One example is our current joint research project with Carnegie Mellon University, based in Pittsburgh, USA. We’re exploring the possibilities for ‘human sensing,’ developing new facial expression detection techniques to recognize human emotions, enabling AI-driven, real-time responses. The potential applications of this are extensive, from health and safety monitoring, for example of long-distance drivers, through to real-time employee engagement tools.

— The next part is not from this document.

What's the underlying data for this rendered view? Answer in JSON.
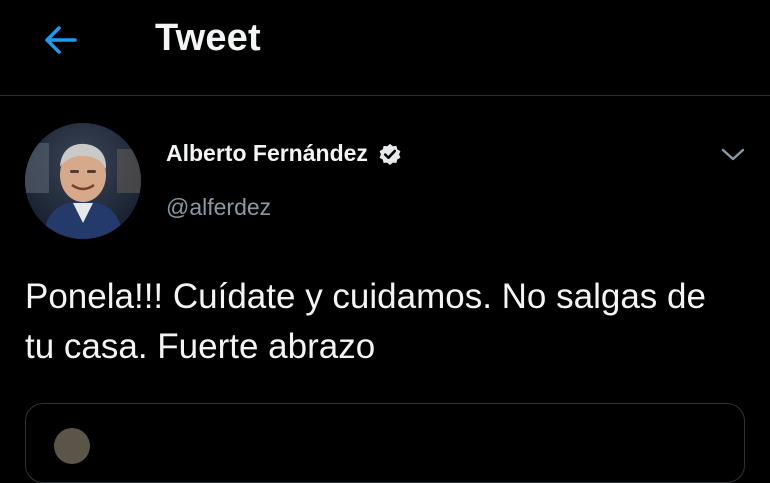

We have also just announced a joint collaboration program to develop social digital twin technology for smart cities, using exascale computers and advanced data processing technologies to reproduce complex real-world scenarios in the digital space, enabling new solutions that will improve people’s security and safety, as well as providing them with better experiences across everything from travel to retail. Prime examples of applications for social digital twin include the search for smarter traffic management, based on providing dynamic incentives to encourage travelers to adopt strategies to avoid pollution hot spots. Disaster management can be substantially improved through flood simulation and population communications.
It is exciting to see the pioneering work of our brilliant technology innovators being developed into practical solutions that make a difference. Accelerating drug discovery, speeding up the treatment of serious diseases, helping us combat environmental pressures, improving everyday lives. It’s possibilities like these that drive us on. It’s possibilities like these that are the real purpose of innovation. And we need to look beyond the planet we live on, applying the same principles to ensure the safe and sustainable development of space, tackling the growing problem of space debris as a starting point. We are all working together to achieve the transformation needed to achieve a net-zero, nature-positive and more equitable future, built on sustainable, successful business principles.